Lt. Gov. Jennifer Carroll, mainstay at low-profile events, looking for bigger role in 2012
The sparse crowd assembled on a Navy warship to honor three Pearl Harbor survivors awaits the arrival of Florida Lt. Gov. Jennifer Carroll.
Smiling, waving and squinting in the midmorning sun, Gov. Rick Scott's No. 2 is 15 minutes late when she boards the USS Underwood. In her only role during the event, she stumbles through reading a proclamation.
Afterward, it's handshakes, hugs and photos for Carroll, the state's first black lieutenant governor who enlisted in the Navy as a jet mechanic and retired as a lieutenant commander before winning three terms in the Florida House as a Republican from a mostly white, suburban Jacksonville district.
"I just want to hang on," says Edward Kmiec, a 94-year-old Pearl Harbor veteran, as he wraps his arm around the former model and smiles for a snapshot.
"Thank you for your service," Carroll, 52, tells him.
In the year since setting her own family photos on the credenza inside the lieutenant governor's office, Carroll, much as her predecessors, has been the governor's proxy at low-profile events like this Pearl Harbor ceremony. She also led foreign trade missions to Europe and South Africa, served as chairwoman of Space Florida and, she says, played a direct role in increasing federal defense contracts in the state.

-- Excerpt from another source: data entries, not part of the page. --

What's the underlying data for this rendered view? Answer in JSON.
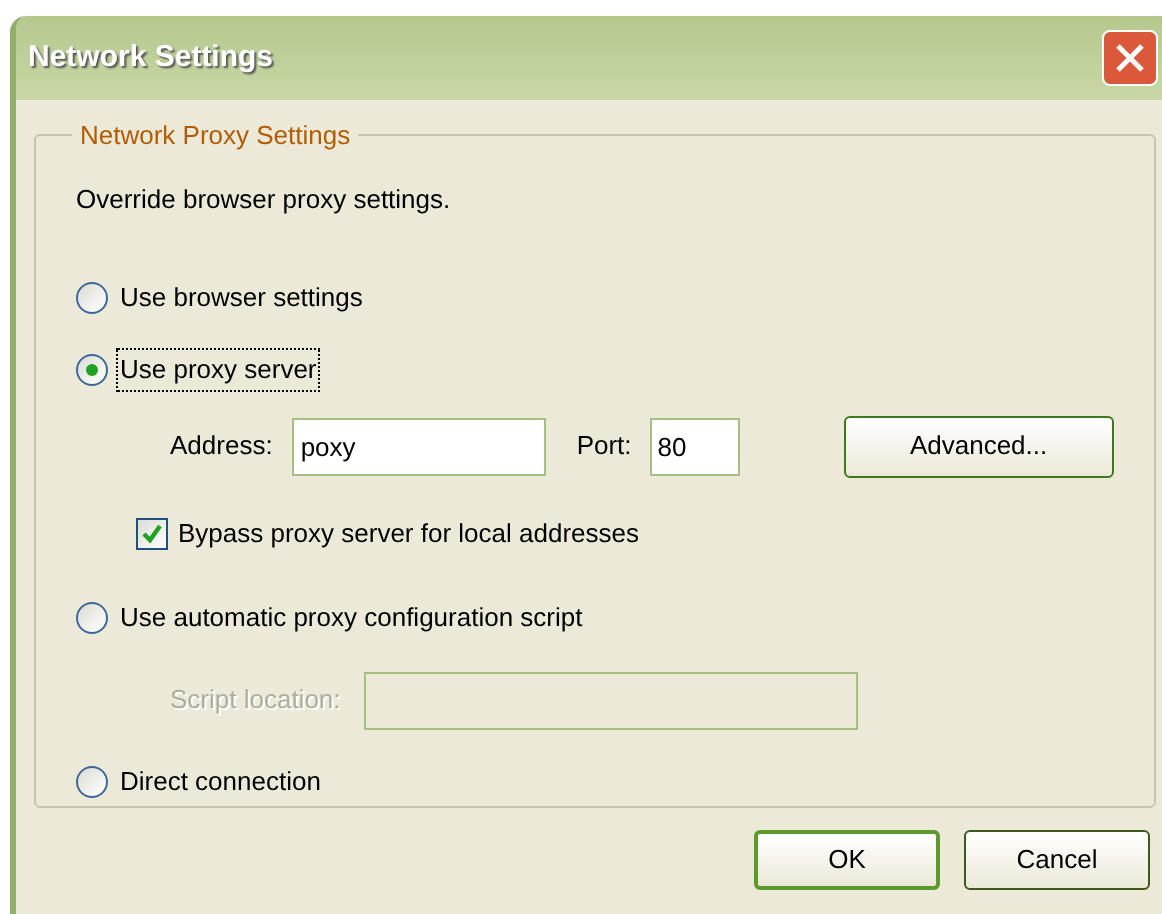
{
  "window": {
    "title": "Network Settings"
  },
  "group": {
    "legend": "Network Proxy Settings",
    "description": "Override browser proxy settings."
  },
  "options": [
    {
      "kind": "radio",
      "label": "Use browser settings",
      "selected": false,
      "focused": false
    },
    {
      "kind": "radio",
      "label": "Use proxy server",
      "selected": true,
      "focused": true
    },
    {
      "kind": "proxy_fields",
      "address_label": "Address:",
      "address_value": "poxy",
      "port_label": "Port:",
      "port_value": "80",
      "button": "Advanced..."
    },
    {
      "kind": "checkbox",
      "label": "Bypass proxy server for local addresses",
      "checked": true
    },
    {
      "kind": "radio",
      "label": "Use automatic proxy configuration script",
      "selected": false,
      "focused": false
    },
    {
      "kind": "script_field",
      "label": "Script location:",
      "disabled": true
    },
    {
      "kind": "radio",
      "label": "Direct connection",
      "selected": false,
      "focused": false
    }
  ],
  "buttons": [
    {
      "label": "OK",
      "default": true
    },
    {
      "label": "Cancel",
      "default": false
    }
  ]
}
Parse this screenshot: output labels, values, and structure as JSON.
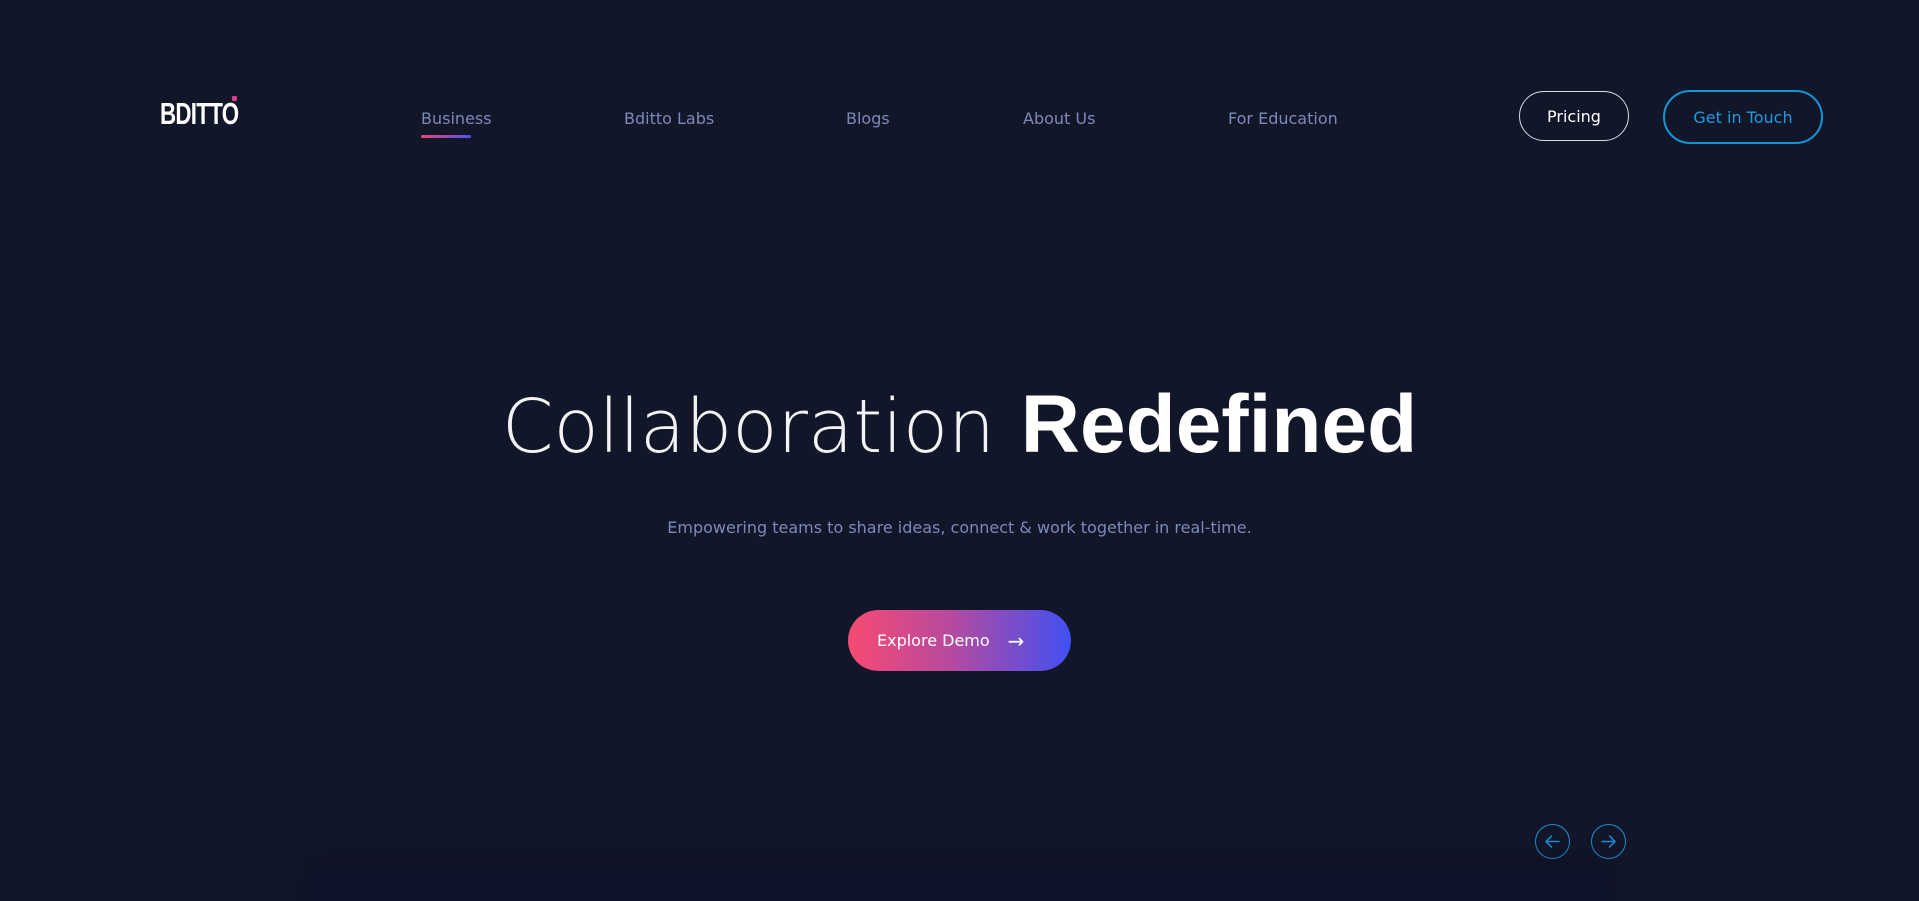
{
  "brand": {
    "logo_text": "BDITTO",
    "accent_dot_color": "#e03b8a"
  },
  "nav": {
    "items": [
      {
        "label": "Business",
        "active": true
      },
      {
        "label": "Bditto Labs",
        "active": false
      },
      {
        "label": "Blogs",
        "active": false
      },
      {
        "label": "About Us",
        "active": false
      },
      {
        "label": "For Education",
        "active": false
      }
    ]
  },
  "header_actions": {
    "pricing_label": "Pricing",
    "contact_label": "Get in Touch"
  },
  "hero": {
    "title_light": "Collaboration",
    "title_bold": "Redefined",
    "subtitle": "Empowering teams to share ideas, connect & work together in real-time.",
    "cta_label": "Explore Demo",
    "cta_arrow": "→"
  },
  "carousel": {
    "prev_icon": "arrow-left-icon",
    "next_icon": "arrow-right-icon"
  },
  "colors": {
    "background": "#121629",
    "nav_text": "#7d89b8",
    "accent_blue": "#1e9be0",
    "gradient_start": "#f74a72",
    "gradient_end": "#4150f2"
  }
}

But it's what she hasn't done that has surprised many people.